■ **Task data**:
------------------------------

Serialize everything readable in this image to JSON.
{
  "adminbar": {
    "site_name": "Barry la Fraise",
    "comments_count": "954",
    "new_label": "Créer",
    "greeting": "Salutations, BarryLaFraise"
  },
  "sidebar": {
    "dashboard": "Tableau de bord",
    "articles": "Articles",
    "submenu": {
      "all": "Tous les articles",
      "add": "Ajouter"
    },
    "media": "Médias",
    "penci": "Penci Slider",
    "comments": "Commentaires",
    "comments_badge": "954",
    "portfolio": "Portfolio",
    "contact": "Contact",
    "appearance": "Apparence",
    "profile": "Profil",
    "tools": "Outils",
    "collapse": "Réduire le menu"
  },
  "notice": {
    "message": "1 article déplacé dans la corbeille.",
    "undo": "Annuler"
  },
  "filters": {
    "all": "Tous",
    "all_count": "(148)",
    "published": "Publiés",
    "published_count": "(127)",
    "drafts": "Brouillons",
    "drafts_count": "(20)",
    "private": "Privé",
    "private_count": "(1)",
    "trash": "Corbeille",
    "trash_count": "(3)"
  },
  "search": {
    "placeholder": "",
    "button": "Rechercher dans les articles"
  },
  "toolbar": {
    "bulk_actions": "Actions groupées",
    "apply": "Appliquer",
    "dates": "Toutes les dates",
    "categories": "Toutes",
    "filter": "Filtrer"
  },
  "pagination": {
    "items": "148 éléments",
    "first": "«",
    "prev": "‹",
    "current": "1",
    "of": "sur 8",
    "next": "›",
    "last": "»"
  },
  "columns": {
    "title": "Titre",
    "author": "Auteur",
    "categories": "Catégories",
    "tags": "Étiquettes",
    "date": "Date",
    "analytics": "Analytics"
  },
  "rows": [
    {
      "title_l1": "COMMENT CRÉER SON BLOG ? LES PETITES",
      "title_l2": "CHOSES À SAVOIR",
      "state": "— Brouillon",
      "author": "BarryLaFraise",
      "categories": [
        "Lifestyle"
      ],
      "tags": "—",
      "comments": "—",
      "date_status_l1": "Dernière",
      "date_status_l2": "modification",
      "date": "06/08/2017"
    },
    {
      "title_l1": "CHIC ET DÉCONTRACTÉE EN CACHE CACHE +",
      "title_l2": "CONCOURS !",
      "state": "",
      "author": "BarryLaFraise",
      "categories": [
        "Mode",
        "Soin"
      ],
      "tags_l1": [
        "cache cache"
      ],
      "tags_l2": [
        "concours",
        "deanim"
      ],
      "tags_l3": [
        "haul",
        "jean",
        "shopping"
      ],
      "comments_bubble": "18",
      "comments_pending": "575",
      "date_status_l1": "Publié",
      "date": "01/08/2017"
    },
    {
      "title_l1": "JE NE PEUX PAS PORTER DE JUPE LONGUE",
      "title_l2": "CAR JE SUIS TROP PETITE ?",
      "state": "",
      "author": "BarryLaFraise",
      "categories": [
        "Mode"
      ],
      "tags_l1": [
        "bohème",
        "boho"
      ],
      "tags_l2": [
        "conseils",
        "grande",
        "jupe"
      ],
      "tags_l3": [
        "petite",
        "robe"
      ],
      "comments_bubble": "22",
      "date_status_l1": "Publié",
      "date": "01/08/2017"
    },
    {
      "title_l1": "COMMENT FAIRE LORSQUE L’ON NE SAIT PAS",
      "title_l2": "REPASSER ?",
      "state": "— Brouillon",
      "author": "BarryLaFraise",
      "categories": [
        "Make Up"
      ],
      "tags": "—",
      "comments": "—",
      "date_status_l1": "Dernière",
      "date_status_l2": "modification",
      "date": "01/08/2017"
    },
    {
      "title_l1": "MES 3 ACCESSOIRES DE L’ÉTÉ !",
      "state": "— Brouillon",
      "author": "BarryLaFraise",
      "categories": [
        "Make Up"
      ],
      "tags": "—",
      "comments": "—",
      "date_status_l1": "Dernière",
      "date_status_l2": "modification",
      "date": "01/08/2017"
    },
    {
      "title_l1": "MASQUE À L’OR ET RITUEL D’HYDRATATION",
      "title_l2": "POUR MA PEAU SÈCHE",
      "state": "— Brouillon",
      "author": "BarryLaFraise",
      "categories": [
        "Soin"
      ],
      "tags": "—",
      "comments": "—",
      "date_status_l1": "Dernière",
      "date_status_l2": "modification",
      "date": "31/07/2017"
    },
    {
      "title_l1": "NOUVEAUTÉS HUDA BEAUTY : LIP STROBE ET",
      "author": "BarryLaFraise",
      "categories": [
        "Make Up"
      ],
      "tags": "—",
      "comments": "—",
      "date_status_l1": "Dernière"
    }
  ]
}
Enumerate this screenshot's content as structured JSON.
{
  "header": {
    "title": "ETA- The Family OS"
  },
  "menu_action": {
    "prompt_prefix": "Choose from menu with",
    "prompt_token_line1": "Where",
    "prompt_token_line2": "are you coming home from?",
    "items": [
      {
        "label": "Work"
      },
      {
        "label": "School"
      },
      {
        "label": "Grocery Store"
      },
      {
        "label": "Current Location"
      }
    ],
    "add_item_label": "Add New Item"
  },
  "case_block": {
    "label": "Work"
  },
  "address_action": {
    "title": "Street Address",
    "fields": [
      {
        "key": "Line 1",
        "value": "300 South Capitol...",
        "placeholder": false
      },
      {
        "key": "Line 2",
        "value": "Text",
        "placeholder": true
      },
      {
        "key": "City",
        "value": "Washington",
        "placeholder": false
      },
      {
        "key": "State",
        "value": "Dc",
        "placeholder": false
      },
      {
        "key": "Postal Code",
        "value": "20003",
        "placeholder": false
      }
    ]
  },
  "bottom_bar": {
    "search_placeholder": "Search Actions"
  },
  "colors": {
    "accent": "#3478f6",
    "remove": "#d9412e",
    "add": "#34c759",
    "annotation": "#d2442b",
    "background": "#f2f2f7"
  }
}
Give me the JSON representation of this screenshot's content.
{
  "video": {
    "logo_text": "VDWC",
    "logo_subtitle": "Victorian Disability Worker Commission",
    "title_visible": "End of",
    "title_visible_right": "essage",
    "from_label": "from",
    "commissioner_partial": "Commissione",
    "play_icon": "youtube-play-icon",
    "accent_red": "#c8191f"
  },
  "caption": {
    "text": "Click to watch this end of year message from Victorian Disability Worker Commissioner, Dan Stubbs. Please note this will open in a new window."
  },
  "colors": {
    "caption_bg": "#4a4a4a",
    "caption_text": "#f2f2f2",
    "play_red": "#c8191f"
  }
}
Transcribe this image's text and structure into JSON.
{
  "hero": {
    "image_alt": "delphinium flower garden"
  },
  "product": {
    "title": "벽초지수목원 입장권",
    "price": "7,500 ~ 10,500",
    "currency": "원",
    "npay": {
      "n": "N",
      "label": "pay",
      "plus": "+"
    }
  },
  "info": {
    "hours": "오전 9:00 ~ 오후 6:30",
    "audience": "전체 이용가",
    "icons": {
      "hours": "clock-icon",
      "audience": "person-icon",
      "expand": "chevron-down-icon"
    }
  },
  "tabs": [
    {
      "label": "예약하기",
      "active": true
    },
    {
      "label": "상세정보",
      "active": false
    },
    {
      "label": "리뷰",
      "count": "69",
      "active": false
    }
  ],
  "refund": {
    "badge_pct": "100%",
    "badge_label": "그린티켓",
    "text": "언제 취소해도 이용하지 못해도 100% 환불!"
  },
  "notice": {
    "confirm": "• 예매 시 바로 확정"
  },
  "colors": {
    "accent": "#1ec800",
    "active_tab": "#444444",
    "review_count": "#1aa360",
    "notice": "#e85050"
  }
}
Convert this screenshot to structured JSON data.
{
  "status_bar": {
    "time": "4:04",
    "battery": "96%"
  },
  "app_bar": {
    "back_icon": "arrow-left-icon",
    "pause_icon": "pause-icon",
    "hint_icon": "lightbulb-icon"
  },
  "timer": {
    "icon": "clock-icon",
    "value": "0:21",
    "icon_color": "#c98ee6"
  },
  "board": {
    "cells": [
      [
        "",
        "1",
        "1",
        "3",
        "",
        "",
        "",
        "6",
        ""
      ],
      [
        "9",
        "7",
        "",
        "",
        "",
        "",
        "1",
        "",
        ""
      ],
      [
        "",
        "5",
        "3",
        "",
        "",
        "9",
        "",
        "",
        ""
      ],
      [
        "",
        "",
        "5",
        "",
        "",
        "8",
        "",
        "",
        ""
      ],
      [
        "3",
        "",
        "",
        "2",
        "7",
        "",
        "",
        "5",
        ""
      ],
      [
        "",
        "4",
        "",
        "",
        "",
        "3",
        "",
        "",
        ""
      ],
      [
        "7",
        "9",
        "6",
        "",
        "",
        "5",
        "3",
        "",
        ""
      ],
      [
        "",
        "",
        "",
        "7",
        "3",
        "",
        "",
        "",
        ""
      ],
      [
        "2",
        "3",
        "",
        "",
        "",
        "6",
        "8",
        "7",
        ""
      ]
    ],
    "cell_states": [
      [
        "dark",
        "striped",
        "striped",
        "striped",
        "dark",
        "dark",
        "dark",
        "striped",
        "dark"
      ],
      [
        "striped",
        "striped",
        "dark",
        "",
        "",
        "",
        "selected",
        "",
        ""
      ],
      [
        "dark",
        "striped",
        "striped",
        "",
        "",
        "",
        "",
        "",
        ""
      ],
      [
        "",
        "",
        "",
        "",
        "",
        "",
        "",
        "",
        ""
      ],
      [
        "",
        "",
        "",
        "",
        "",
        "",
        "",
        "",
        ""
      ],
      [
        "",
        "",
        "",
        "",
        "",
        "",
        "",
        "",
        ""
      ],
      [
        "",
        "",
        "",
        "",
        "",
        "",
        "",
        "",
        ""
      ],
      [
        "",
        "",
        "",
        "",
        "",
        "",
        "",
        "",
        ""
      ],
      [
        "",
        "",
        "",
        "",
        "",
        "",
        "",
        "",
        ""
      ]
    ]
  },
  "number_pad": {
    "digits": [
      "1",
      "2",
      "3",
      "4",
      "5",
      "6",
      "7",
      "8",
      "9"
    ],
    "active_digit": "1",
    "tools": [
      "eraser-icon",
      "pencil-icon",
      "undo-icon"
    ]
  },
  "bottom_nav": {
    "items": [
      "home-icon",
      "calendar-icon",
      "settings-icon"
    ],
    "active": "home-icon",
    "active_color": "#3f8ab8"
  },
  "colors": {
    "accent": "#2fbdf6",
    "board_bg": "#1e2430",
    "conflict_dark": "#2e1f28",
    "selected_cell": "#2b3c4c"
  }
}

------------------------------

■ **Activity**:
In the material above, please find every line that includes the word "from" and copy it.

■ **Answer section**:
    "prompt_prefix": "Choose from menu with",
    "prompt_token_line2": "are you coming home from?",
    "from_label": "from",
    "text": "Click to watch this end of year message from Victorian Disability Worker Commissioner, Dan Stubbs. Please note this will open in a new window."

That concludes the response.